Living, Tips & Techniques

How to clean your mattress (Because yes, it’s dirty)

Do you even remember the last time?

words by: Natasha Marsh
Mar 5, 2022

I’ve had family or friends in town, staying at my flat, every day of 2022. Zero exaggeration. And, although I’ve washed my sheets plenty of times, I still feel like I want to decontaminate my mattress. After all, there’s nothing quite like slipping under the sheets after an exhaustingly long day.


But did you know that there’s a very good chance that you’re cuddling up with a ton of microscopic filth? Unsettling, but true—your mattress likely needs a serious refresh. Don’t panic, though! Just because your mattress needs a deep clean doesn’t mean that you need to toss it and find a replacement. Instead, it all comes down to knowing how to clean a mattress. We break it down below just in time for spring cleaning.


Is my mattress dirty?

Before getting into the nitty-gritty of it, you might first be wondering if your mattress is actually dirty. Even if you shower daily, the answer is probably yes.


That’s because, regardless of whether or not your sheets are clean, body odor (which can pop up overnight if you sweat even the slightest bit) can easily transfer to your bedding (mattress included)—and if it does, it’s bound to linger if not addressed. Unfortunately, unlike bed sheets and pillows, you can’t simply toss a mattress into the washing machine.


How to clean your mattress

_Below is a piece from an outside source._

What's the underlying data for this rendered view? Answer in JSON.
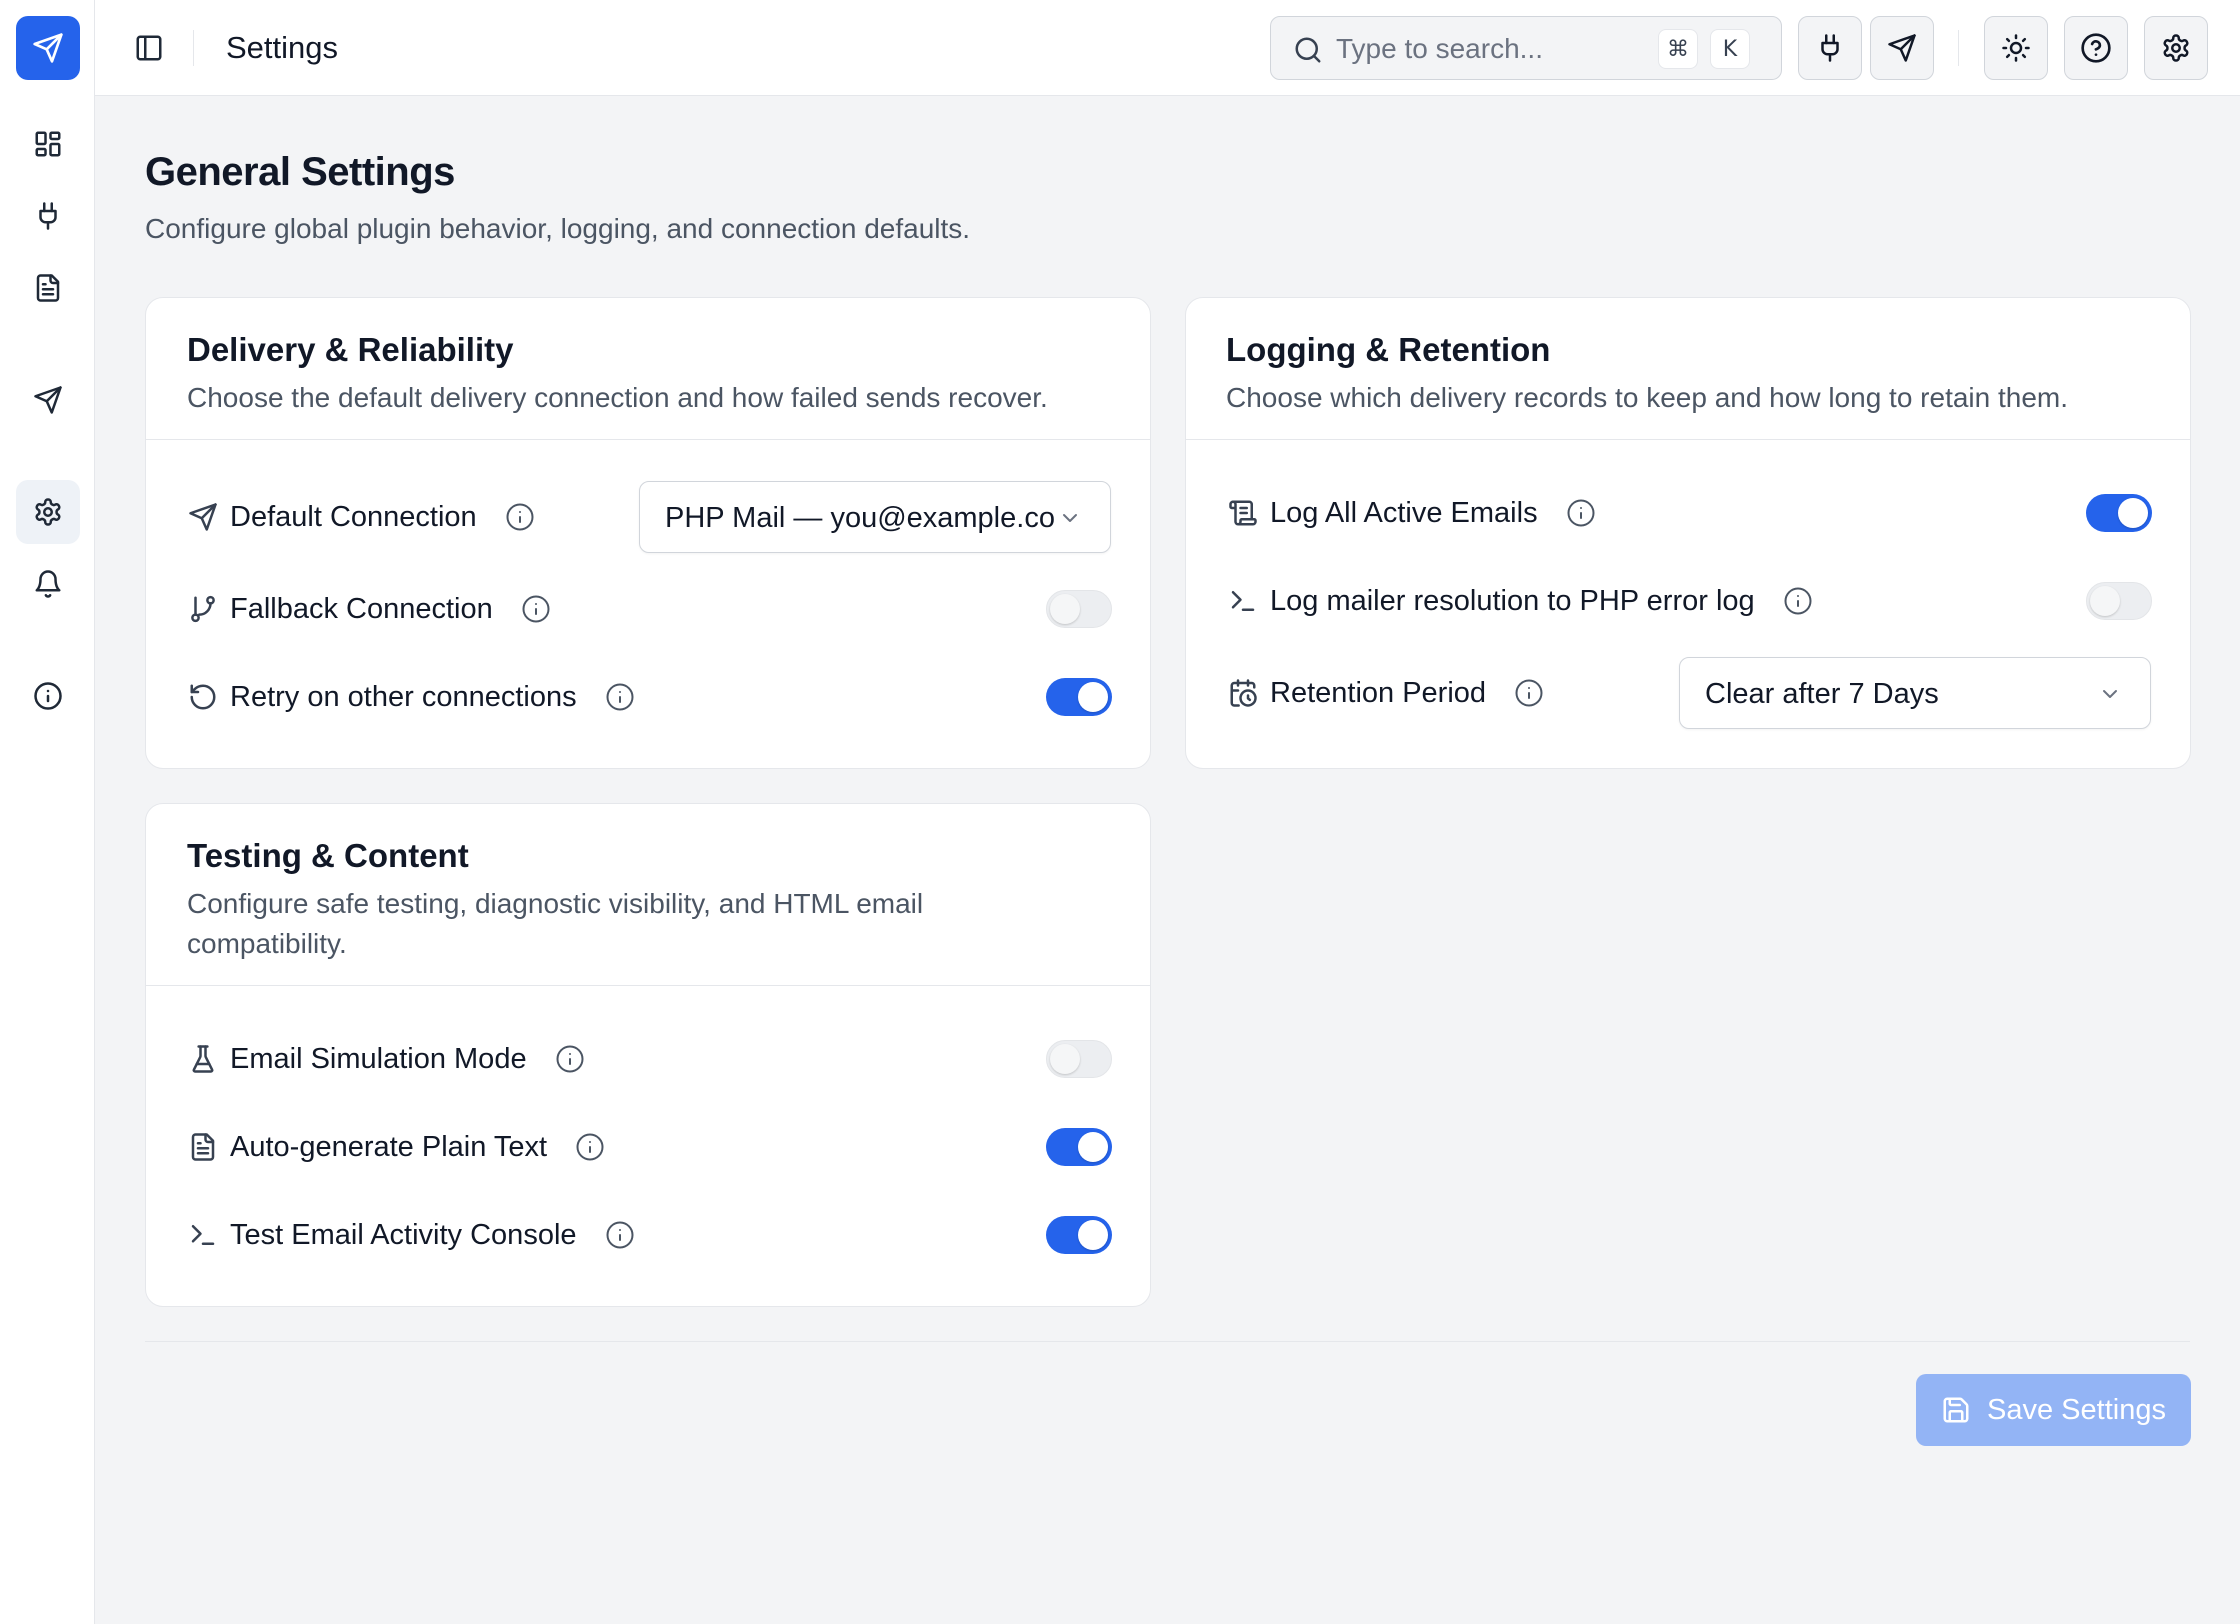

You’ll find more than a few answers when trying to decide how to clean your mattress. That said, it’s best to clean a mattress without relying on water or liquid cleaners. Mattresses, particularly modern foam mattresses, are not made to get wet. When moisture lingers inside the mattress, it can degrade the materials and promote mold growth. You may need to use a tiny amount of vinegar or an enzyme cleaner to remove stains, but for general maintenance, a vacuum cleaner should suffice.



Of course, abolishing odors requires a different method. When deodorizing a mattress, the simplest way to do so is with a handful of baking soda. First, sprinkle the baking soda across the surface, then leave it alone for at least 30 minutes.


If your mattress is particularly smelly, though, you may want to give the baking soda a few hours to really absorb the odor-causing bacteria. Once you’re ready to remove the baking soda, simply use a vacuum cleaner to remove the particles. As far as how often you ought to perform this routine, there’s no hard and fast rule. Simply, if you start to notice a funky scent, you know what to do.



As briefly mentioned above, the one exception to the no-liquid rule is if stains are at play. For fresh liquid stains, immediately absorb as much of the liquid as possible with paper towels or a cloth towel, making sure to dab not rub, as rubbing can set a stain further (unless done methodically—more on that later).


Once the towels can’t absorb any more liquid, use a spray bottle filled with vinegar to gently mist the affected area. Next, use more towels to absorb the vinegar, then dust the area with baking soda and let it sit for a few hours. Pro-tip: Let it sit for up to 8 hours for dark stains.


If you’re working with an old stain, experts recommend adding detergent to the mix. Combine one part gentle detergent with two parts water in a spray bottle. Shake the contents until thoroughly mixed, then lightly spray the affected area. Next, take a clean cloth and move it in gentle circles over the stain to scrub at it. Once you’re satisfied that the stain is removed, dampen another clean towel and move it circularly (and gently) on the stain to sop up the cleaning solution and any remnants of the stain. Then, press a dry cloth to the area to absorb as much excess moisture as possible, and leave it to air dry.


Bedding and protectors

Whether you’re hoping to simply remove crumbs that made their way onto your mattress, stains, or odors that have sunk deep within it, it’s important to remove all the bedding, including the protector (if you have one). Once completely bare, run your vacuum not only on the top surface of the mattress, but along all edges and seams, too. The same is said for baking soda application. If after sprinkling solely the surface of your mattress the smells don’t subside, target the edges and sides, too.


While some cleaning hacks suggest adding essential oils to the odor absorbing, mattress cleaning process—or even to simply create a more soothing sleep space—experts warn against it. Essential oils can ruin the foam.


Instead, we recommend spraying your bedroom with a room spray or relying on a diffuser if you want a particular smell lingering as you fall asleep. The best way to avoid having to tend to mattress odors and stains in the first place is to add a waterproof mattress protector to your bed.


While protectors often get a bad rap for being crinkly and obnoxious to sleep on (as they’re often associated with the heavy plastic covers of yesteryear, designed to protect against bed-wetting accidents), they’ve come a long way. Plus, protectors are inexpensive and can help extend your mattress’s overall lifespan.


Now that you know how to clean your mattress, let’s talk about updating your bedroom.